Winning at Retail Gamification – Keep it Simple

Gamification.jpgThe “gamification” market – estimated to reach $11B by 2020 – is all the rage these days. Retailers are scrambling to develop video game-type applications that involve scoring points, solving puzzles or competing, and tying those games to promotions of general brands and discounts of specific products. The objective is to engage customers and create a memorable experience that builds customer loyalty and repeat business – especially among mobile-savvy Millennials.

While it’s a compelling concept, many retailers harbor some basic misconceptions regarding gamification that can lead to overcomplicated strategies and/or sub-optimal results. One issue is the common belief that gamification apps involve specialized – and expensive – development skills, elaborate graphics and long lead times. In fact, functional applications can be easily and quickly developed using basic tools and skill sets.

Another problem is defining functionality requirements. Retailers tend to rely on analyst reports or digital agency recommendations. This can lead to apps that don’t align with customer behaviors or preferences. A more straightforward and effective approach is to simply observe customers and ask them what gaming features they would find compelling.

Our recent experience with a major global retail client illustrates the effectiveness of a “keep it simple” approach to gamification. The customer tasked our Agile Development team to develop a gamification app for internal training purposes; specifically, to train employees on how to track in-store inventories and keep shelves properly stacked with the right products. Since most store associates were Millennials, the idea was that a game-type application would be more engaging than the computer-based training manual approach that was in place. We weren’t provided any specs or access to business users. The brief was essentially to “give me a game that we can use for training.” Our team was given a week to outline what the client presumed would be a general concept and approach.

Instead, we delivered a functional app.

The first step was to go to one of the retailer’s stores, and ask an associate to walk us through the key elements of their job.  We believed that this direct, first-hand approach would be more effective than going to the head of training and being handed a stack of manuals. By walking the aisles of the store, we documented how associates used bar codes to match products with shelf space, track overall capacity and maintain the proper number of aisle-facing items. Armed with this documentation, we used simple logic to develop the basic features of the game: a mobile screen displayed a set of images of store products and provided a set of options on where to move the products. Trainees using the app received points for moving products to the right location, while points were subtracted if they went to the wrong spot.

We purposely avoided elaborate graphics and bells and whistles, focusing instead on the basic learning objective and desired outcome. We also recognized that the app could be enhanced and upgraded to add features such as achievement levels and competition to enable trainees to match wits against their colleagues.

While our client was impressed with the training app’s functionality and the speed of our response, the initiative’s real value was to plant the seed within the IT organization of how gamification could potentially be rolled out to be a customer-facing proposition. The lessons learned in terms of focusing on basic technology and taking a straightforward approach to user requirements reduced anxiety levels and uncertainty regarding how to proceed down the gamification path.

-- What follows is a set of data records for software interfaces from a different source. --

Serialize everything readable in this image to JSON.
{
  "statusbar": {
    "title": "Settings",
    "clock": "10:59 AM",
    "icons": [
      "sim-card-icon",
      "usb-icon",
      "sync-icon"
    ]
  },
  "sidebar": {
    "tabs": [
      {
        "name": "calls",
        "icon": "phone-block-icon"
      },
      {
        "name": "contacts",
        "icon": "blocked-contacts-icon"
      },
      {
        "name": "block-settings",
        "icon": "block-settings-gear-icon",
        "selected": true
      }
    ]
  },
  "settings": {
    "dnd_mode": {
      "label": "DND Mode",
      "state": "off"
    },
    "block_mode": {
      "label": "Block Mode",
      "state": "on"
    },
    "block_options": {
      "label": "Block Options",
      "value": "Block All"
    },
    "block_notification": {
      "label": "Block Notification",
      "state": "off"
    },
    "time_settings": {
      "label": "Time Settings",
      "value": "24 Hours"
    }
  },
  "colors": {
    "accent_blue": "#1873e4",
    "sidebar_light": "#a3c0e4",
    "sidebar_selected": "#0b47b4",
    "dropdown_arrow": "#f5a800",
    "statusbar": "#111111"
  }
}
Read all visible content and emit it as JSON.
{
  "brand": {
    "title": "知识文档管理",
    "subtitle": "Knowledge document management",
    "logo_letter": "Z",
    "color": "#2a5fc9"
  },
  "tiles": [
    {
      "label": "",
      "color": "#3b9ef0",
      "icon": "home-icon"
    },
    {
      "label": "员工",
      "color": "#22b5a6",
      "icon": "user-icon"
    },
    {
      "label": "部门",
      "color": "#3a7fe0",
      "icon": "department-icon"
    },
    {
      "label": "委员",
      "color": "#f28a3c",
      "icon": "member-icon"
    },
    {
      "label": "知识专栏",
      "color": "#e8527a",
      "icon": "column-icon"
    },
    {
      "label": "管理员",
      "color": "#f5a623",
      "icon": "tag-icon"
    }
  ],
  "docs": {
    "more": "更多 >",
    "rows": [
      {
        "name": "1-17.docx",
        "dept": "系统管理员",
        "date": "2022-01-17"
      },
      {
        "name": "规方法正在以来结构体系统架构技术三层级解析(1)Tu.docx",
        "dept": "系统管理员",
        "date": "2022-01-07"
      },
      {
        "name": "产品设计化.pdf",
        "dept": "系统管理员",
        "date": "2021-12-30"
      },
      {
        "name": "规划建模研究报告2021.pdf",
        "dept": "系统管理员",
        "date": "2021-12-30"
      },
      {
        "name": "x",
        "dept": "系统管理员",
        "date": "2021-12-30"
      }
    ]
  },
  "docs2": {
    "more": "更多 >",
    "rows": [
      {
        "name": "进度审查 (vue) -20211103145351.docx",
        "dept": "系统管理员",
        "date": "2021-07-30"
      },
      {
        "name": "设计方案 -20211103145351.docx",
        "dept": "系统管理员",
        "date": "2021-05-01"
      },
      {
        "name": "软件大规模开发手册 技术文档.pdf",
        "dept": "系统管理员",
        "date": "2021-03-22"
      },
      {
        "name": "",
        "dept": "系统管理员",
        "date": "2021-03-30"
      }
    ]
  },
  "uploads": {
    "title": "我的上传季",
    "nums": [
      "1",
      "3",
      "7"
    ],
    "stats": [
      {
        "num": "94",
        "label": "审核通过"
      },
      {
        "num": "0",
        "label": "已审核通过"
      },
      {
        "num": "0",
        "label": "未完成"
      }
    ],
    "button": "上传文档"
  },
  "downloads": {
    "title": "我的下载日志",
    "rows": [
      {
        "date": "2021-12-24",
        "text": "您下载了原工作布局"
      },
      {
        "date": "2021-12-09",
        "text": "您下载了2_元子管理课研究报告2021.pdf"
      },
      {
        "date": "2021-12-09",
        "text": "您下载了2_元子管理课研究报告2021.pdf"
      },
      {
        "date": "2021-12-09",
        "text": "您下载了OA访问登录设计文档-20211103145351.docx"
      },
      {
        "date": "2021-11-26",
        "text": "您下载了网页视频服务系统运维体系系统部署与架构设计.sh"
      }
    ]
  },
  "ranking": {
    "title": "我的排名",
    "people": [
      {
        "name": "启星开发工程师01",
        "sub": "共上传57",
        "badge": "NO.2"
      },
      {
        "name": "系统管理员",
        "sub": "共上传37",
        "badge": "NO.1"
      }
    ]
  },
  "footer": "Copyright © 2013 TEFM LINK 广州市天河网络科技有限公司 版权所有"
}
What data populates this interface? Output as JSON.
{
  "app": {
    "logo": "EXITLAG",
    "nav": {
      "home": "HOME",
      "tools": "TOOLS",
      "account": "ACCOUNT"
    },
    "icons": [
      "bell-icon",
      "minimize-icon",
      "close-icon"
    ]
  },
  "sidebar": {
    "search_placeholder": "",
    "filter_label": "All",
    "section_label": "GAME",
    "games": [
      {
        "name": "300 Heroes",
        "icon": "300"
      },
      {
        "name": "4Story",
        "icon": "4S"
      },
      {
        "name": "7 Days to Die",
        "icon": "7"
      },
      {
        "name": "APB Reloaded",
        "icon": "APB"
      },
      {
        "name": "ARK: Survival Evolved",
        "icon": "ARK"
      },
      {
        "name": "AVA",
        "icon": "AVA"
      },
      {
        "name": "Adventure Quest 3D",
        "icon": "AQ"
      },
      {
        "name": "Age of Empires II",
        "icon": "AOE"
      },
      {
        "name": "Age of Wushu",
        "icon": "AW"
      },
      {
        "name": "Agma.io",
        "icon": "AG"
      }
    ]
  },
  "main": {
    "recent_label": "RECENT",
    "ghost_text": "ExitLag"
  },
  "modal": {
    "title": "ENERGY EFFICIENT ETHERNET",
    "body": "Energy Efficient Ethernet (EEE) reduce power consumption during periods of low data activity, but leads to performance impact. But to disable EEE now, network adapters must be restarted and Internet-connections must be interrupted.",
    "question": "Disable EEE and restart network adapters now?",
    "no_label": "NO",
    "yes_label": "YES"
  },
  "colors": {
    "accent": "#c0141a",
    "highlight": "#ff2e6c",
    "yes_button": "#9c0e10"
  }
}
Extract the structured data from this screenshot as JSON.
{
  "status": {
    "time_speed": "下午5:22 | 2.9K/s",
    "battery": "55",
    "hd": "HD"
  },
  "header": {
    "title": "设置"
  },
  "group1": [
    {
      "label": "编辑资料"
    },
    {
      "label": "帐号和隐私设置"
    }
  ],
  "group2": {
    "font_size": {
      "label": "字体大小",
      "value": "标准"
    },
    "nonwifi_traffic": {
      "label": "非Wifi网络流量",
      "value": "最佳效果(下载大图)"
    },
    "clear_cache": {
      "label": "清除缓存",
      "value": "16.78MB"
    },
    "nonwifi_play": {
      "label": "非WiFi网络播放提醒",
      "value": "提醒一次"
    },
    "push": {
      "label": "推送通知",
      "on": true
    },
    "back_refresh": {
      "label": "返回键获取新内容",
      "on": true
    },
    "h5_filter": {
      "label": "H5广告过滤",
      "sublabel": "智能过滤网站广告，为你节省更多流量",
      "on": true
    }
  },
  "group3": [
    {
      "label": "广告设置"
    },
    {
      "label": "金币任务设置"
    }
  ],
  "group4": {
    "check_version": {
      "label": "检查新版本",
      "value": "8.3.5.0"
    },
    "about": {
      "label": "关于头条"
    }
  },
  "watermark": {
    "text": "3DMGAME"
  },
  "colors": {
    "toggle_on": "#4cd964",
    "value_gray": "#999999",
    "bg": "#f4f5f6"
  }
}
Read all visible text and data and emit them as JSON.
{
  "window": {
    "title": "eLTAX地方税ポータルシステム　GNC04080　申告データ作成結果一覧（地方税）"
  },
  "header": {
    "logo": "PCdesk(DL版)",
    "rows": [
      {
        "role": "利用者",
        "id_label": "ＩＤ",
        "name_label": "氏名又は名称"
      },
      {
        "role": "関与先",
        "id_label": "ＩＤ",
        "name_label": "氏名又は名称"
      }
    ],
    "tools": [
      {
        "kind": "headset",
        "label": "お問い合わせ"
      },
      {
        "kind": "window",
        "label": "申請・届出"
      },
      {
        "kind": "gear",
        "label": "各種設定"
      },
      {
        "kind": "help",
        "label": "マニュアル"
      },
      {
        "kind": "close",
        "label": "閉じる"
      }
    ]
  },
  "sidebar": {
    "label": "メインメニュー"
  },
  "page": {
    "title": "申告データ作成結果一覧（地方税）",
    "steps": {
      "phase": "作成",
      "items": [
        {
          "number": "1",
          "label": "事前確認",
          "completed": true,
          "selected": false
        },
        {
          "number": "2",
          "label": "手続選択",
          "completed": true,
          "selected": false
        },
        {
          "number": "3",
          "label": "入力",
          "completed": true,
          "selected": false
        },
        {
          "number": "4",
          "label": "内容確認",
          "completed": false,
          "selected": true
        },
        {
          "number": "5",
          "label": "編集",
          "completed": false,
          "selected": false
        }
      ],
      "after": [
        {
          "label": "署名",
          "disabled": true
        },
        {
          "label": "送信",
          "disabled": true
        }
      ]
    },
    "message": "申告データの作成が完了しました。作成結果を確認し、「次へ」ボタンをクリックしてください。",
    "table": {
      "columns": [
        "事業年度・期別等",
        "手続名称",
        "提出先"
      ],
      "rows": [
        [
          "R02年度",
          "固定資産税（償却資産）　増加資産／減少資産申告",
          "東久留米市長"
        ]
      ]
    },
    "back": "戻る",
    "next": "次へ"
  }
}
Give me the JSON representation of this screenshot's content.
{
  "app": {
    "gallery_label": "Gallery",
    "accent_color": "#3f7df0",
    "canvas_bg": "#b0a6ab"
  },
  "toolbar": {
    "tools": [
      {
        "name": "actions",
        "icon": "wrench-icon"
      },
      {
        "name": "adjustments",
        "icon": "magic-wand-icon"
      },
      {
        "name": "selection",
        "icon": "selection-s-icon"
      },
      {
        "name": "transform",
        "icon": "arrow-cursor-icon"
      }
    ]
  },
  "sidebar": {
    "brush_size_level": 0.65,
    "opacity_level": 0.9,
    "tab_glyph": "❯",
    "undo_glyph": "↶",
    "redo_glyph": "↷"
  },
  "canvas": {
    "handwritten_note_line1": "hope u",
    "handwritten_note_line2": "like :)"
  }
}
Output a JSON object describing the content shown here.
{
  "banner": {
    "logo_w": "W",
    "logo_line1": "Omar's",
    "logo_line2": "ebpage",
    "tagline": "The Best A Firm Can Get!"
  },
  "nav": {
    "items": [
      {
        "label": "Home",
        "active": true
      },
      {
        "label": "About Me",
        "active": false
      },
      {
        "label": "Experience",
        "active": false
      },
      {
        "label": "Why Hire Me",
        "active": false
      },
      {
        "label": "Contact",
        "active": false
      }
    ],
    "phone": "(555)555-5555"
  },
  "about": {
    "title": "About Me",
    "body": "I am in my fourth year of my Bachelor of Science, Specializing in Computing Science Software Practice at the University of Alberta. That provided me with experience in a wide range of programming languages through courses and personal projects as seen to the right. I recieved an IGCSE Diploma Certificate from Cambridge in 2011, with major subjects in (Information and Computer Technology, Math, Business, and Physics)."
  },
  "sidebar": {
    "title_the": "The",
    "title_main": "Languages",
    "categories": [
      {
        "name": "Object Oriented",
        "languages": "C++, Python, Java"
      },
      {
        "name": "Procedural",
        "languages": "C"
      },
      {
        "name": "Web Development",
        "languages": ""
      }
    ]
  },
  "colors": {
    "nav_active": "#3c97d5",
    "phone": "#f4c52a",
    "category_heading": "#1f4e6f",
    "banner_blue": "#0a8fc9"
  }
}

As demographics shift and as shopping behaviors and customer preferences evolve, retailers must respond accordingly or risk losing ground to more nimble and responsive competitors. The good news: when it comes to gamification, getting in the game is easier than it might seem.

Softtek Technology & Agility - Video